In acceptance and commitment therapy (ACT) (Hayes, Strosahl, & Wilson, 1999), experiential avoidance (avoiding one’s feelings or avoiding taking productive actions) and cognitive fusion (having behavior driven by one’s thoughts without questioning the validity of one’s assumptions or beliefs) are suggested to be the core processes of suffering. In order to increase psychological flexibility and reduce distress associated with psychotic symptoms, patients are guided to develop a balance between committed value-guided action when solving actual problems and acceptance when control of thoughts and feelings is limited (e.g., in the case of hallucinations). Acceptance and commitment therapy (ACT) has been adapted for the treatment of psychosis (O’Donoghue, Morris, Oliver, Johns, & Hayes, 2018; combined with CBT, Wright et al., 2014).
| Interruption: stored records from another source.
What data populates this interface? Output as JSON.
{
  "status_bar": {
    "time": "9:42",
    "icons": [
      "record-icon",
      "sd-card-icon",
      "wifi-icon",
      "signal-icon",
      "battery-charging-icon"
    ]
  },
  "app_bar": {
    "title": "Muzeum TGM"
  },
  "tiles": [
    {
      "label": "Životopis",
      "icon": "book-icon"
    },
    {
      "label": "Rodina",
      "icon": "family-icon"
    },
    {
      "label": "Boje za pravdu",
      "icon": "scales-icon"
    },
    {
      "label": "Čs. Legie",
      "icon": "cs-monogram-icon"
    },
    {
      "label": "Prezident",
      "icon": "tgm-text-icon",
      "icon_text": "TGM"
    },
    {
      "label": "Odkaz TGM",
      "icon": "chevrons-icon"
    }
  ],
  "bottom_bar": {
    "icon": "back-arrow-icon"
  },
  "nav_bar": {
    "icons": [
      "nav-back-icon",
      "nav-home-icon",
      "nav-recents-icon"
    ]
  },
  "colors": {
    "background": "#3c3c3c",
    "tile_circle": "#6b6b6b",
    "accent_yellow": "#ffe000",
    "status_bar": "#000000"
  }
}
Compassion-focused therapy (CFT) (Gilbert & Procter, 2006) encourages patients to be more compassionate towards themselves and others while reducing shame and self-criticism. Compassionate mind training includes appreciation and imagery exercises as well as aspects of mindfulness and aids the patient to experience different aspects of compassion in order to promote mental wellbeing. Compassion-focused therapy (CFT) has also been adapted for the treatment of psychosis (Brähler, Harper, & Gilbert, 2013).

Metacognitive training (MCT) (Moritz & Woodward, 2007) was designed to address positive symptoms in patients with schizophrenia. As cognitive biases have been related to positive symptoms (e.g., jumping to conclusions or externalizing attributional bias—assuming the motivations of others, see Garety & Freeman, 1999), metacognitive training (MCT) aims to extend the patient’s knowledge of cognitive biases and to provide corrective experiences. Implementing a wide range of examples and exercises, patients participating in metacognitive training (MCT) group training are encouraged to identify and gain insight into these cognitive biases and reduce conviction in delusional ideas. MCT is mainly administered in group format.

Social skills training (SST) builds on the observation that patients with psychotic disorders tend to show impaired social skills. Social skills training (SST) involve therapist modeling and instructing socially confident behavior in specific situations combined with role plays. Patients receive supportive feedback from the therapist and video feedback can also be used. During the end of the training that usually takes place in group format, patients are encouraged to practice the newly learned skills in daily life.[7]

Try It


cognitive enhancement therapy (CET): therapy shown to improve cognition, functional outcome, and social cognition and to protect against gray matter loss

  1. Phahladira, L., Luckhoff, H.K., Asmal, L. et al. Early recovery in the first 24 months of treatment in first-episode schizophrenia-spectrum disorders. npj Schizophr 6, 2 (2020).
  2. Albert M, McCaig LF. Emergency department visits related to schizophrenia among adults aged 18–64: United States, 2009–2011. NCHS data brief, no 215. Hyattsville, MD: National Center for Health Statistics. 2015.
  3. Raypole, C. (2019, April 17). Extrapyramidal Symptoms: What Causes Them and How to Stop Them.
  4. Patel, K. R., Cherian, J., Gohil, K., & Atkinson, D. (2014). Schizophrenia: overview and treatment options. P & T : a peer-reviewed journal for formulary management, 39(9), 638–645.
  5. Jones C, Hacker D, Xia J, Meaden A, Irving CB, Zhao S, et al. (Cochrane Schizophrenia Group) (December 2018). "Cognitive behavioural therapy plus standard care versus standard care for people with schizophrenia". The Cochrane Database of Systematic Reviews. 12: CD007964. doi:10.1002/14651858.CD007964.pub2. PMC 6517137. PMID 30572373
  6. Cognitive Enhancement Therapy.
  7. Lincoln, T. M., & Pedersen , A. (2019). An Overview of the Evidence for Psychological Interventions for Psychosis: Results From Meta-Analyses. Clinical Psychology in Europe, 1(1), 1-23.